SACRAMENTO – California Attorney General Xavier Becerra today announced he is taking action against the Environmental Protection Agency due to its failure to reduce methane emissions from existing oil and natural gas operations, as is required under the federal Clean Air Act.
Becerra’s office is currently leading a multi-state coalition of attorneys general who have intervened in the D.C. Circuit Court to defend standards that the EPA issued to reduce methane from new, reconstructed and modified sources in the oil and natural gas sector.
Joining Attorney General Becerra in sending an intent to sue letter to the EPA are the attorneys general of Connecticut, Illinois, Iowa, Maine, Maryland, Massachusetts, New Mexico, New York, Oregon, Pennsylvania, Rhode Island, Vermont, Washington State and the District of Columbia. The California Air Resources Board and the City of Chicago also joined this coalition.

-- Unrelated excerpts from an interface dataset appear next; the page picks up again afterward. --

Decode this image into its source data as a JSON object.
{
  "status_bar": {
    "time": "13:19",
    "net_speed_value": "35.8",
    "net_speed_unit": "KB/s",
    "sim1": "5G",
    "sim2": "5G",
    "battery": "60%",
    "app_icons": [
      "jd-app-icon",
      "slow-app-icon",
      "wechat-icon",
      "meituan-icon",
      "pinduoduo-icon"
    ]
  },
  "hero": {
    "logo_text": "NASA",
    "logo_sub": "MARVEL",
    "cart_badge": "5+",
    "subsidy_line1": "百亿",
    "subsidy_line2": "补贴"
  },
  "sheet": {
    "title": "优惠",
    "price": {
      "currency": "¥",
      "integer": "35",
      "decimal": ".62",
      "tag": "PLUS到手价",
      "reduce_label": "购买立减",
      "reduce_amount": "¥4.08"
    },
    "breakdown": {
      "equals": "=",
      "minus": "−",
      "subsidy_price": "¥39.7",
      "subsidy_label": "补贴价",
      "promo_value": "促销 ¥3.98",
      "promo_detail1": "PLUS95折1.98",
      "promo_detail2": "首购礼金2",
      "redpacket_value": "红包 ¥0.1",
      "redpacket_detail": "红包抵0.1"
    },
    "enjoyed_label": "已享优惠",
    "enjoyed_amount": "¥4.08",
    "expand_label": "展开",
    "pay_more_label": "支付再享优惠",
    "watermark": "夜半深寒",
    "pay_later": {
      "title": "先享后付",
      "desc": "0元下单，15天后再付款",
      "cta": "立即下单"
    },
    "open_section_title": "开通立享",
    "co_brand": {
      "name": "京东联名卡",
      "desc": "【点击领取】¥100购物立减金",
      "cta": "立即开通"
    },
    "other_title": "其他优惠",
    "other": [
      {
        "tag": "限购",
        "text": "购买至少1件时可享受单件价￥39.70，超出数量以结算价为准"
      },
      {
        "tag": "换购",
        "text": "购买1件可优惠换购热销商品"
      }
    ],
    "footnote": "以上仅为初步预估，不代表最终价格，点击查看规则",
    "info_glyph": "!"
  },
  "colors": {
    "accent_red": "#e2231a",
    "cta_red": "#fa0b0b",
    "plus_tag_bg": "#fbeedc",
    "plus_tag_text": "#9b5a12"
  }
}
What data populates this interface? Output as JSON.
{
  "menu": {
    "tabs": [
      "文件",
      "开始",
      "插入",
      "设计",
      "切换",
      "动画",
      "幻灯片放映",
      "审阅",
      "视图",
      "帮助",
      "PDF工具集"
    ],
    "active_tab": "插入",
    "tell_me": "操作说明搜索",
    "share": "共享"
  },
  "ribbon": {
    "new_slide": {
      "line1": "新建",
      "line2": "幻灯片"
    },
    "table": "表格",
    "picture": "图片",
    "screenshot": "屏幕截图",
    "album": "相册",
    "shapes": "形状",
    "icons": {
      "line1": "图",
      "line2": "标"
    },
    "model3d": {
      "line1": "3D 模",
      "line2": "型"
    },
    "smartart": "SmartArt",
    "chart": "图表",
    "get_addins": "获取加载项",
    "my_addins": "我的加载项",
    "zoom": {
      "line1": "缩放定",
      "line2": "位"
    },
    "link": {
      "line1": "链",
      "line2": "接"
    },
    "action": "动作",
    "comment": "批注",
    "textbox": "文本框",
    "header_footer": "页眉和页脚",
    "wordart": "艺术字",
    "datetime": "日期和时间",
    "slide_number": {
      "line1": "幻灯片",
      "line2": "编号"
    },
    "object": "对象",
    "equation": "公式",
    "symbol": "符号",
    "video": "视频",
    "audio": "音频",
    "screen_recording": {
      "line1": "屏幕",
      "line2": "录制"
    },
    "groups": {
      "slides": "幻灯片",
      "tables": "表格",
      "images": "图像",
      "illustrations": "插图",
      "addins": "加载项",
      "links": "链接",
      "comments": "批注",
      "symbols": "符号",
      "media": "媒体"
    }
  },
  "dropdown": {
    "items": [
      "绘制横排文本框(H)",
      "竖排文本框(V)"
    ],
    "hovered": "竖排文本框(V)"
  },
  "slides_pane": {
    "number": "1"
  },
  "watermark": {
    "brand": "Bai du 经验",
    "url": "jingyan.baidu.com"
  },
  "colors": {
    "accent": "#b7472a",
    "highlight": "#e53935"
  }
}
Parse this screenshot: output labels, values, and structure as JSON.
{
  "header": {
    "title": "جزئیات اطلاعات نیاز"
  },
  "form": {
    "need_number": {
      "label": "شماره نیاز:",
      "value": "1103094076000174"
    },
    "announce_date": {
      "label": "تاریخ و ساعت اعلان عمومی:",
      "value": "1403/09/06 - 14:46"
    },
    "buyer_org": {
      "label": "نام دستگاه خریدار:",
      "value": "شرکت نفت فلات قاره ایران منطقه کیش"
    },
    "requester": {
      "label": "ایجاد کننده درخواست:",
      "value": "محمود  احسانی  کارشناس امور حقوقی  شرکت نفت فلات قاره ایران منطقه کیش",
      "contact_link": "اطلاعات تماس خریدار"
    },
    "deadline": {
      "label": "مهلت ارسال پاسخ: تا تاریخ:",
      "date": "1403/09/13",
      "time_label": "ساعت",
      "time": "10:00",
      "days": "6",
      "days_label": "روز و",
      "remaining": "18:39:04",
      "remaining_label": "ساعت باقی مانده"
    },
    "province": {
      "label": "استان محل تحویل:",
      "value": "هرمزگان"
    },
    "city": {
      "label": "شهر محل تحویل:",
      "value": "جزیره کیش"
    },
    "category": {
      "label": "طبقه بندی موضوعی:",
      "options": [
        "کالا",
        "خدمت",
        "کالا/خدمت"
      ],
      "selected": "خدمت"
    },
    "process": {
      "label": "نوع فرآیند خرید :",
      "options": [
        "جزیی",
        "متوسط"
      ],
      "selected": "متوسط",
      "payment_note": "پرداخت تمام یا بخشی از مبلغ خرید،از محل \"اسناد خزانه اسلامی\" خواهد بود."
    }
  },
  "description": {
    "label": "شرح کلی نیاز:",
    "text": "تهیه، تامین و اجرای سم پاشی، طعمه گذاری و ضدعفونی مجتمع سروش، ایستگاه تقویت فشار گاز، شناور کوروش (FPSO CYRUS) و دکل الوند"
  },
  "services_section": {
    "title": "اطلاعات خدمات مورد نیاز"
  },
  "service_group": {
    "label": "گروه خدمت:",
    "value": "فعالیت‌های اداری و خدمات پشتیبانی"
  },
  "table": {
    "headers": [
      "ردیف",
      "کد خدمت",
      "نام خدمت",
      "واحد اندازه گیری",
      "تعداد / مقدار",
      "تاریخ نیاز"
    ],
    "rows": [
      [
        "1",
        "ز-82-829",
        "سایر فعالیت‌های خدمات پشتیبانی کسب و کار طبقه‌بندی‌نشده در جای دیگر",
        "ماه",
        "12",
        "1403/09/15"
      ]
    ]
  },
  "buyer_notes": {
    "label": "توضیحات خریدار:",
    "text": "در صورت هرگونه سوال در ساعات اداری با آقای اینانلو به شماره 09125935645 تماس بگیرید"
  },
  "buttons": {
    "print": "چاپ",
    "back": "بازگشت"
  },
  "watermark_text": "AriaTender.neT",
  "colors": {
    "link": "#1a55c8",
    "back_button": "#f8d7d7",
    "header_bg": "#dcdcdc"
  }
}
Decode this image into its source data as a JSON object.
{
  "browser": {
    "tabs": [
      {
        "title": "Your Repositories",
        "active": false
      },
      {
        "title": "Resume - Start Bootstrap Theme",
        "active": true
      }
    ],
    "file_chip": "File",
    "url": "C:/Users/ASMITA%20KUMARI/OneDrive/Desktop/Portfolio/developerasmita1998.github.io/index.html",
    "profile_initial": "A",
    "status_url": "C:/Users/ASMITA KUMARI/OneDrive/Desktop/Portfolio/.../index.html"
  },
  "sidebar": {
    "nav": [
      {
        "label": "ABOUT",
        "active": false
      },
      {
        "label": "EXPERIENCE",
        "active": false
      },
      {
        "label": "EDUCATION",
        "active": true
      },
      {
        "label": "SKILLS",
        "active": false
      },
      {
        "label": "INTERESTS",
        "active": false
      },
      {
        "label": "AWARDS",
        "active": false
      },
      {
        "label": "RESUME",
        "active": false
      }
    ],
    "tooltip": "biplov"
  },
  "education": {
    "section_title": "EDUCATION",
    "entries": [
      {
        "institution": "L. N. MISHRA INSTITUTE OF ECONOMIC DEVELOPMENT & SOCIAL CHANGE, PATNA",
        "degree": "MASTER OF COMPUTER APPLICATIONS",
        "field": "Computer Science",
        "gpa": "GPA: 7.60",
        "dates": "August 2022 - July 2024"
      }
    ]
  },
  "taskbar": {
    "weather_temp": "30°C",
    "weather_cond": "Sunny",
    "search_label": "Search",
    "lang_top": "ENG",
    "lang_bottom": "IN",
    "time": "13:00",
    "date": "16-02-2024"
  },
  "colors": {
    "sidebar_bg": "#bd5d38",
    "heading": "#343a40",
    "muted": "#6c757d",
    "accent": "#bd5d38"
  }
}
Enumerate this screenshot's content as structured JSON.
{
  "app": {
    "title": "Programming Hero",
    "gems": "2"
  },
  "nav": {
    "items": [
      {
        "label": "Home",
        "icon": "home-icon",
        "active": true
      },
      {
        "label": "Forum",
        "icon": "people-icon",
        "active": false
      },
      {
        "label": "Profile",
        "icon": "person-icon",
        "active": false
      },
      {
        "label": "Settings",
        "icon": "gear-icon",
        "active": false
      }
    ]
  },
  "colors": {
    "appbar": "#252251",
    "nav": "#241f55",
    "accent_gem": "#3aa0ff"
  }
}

Methane is many times more effective at trapping heat than carbon dioxide, and the lion’s share of methane emissions from the oil and natural gas sector – up to 90 percent – comes from existing equipment. Becerra wrote in an intent to sue letter that if the EPA refuses to act within 180 days, he will file suit in the U.S. District Court for the District of Columbia.
According to the Clean Air Act, once regulations have been issued for new sources, it is the responsibility of the EPA Administrator to issue guidelines for existing sources.
EPA Administrator Scott Pruitt has not done so, and as a result, is in violation of the Clean Air Act, Becerra contends.
“When the science and the law are clear, it’s not time to stall, it’s our duty to move forward,” Becerra said. “States are leading the way – requiring the oil and natural gas industry to do more to reduce this potent greenhouse gas pollutant – and it’s past time for the EPA to step up to the plate. If it takes a lawsuit to get the EPA to fulfill its obligations, then that’s what we’ll do.”
Reducing methane emissions is an important component of California’s climate change strategy, as illustrated by the California Air Resources Board’s recent regulation limiting methane emissions from both new and existing oil and natural gas sector sources.
While California has issued its own stringent rules, the benefits obtained from California’s regulations will likely be offset if the EPA fails to reduce methane emissions from the oil and natural gas sector in other states. Moreover, the failure to regulate methane emissions from other states may place California’s oil and natural gas sector at a competitive disadvantage.
In the intent to sue letter, the attorneys general wrote that, instead of working to reduce methane emissions from existing sources, the Trump Administration’s EPA has done the opposite.
In March 2017, Administrator Pruitt even withdrew, without any notice or opportunity to comment, the EPA’s information collection request to the oil and natural gas industry that would have been of “critical use in addressing existing source emissions.”
A copy of the intent to sue letter is attached to the electronic version of this release at oag.ca.gov/news.
For more information on CARB’s rule for monitoring and repairing methane leaks from oil and gas facilities, click [here].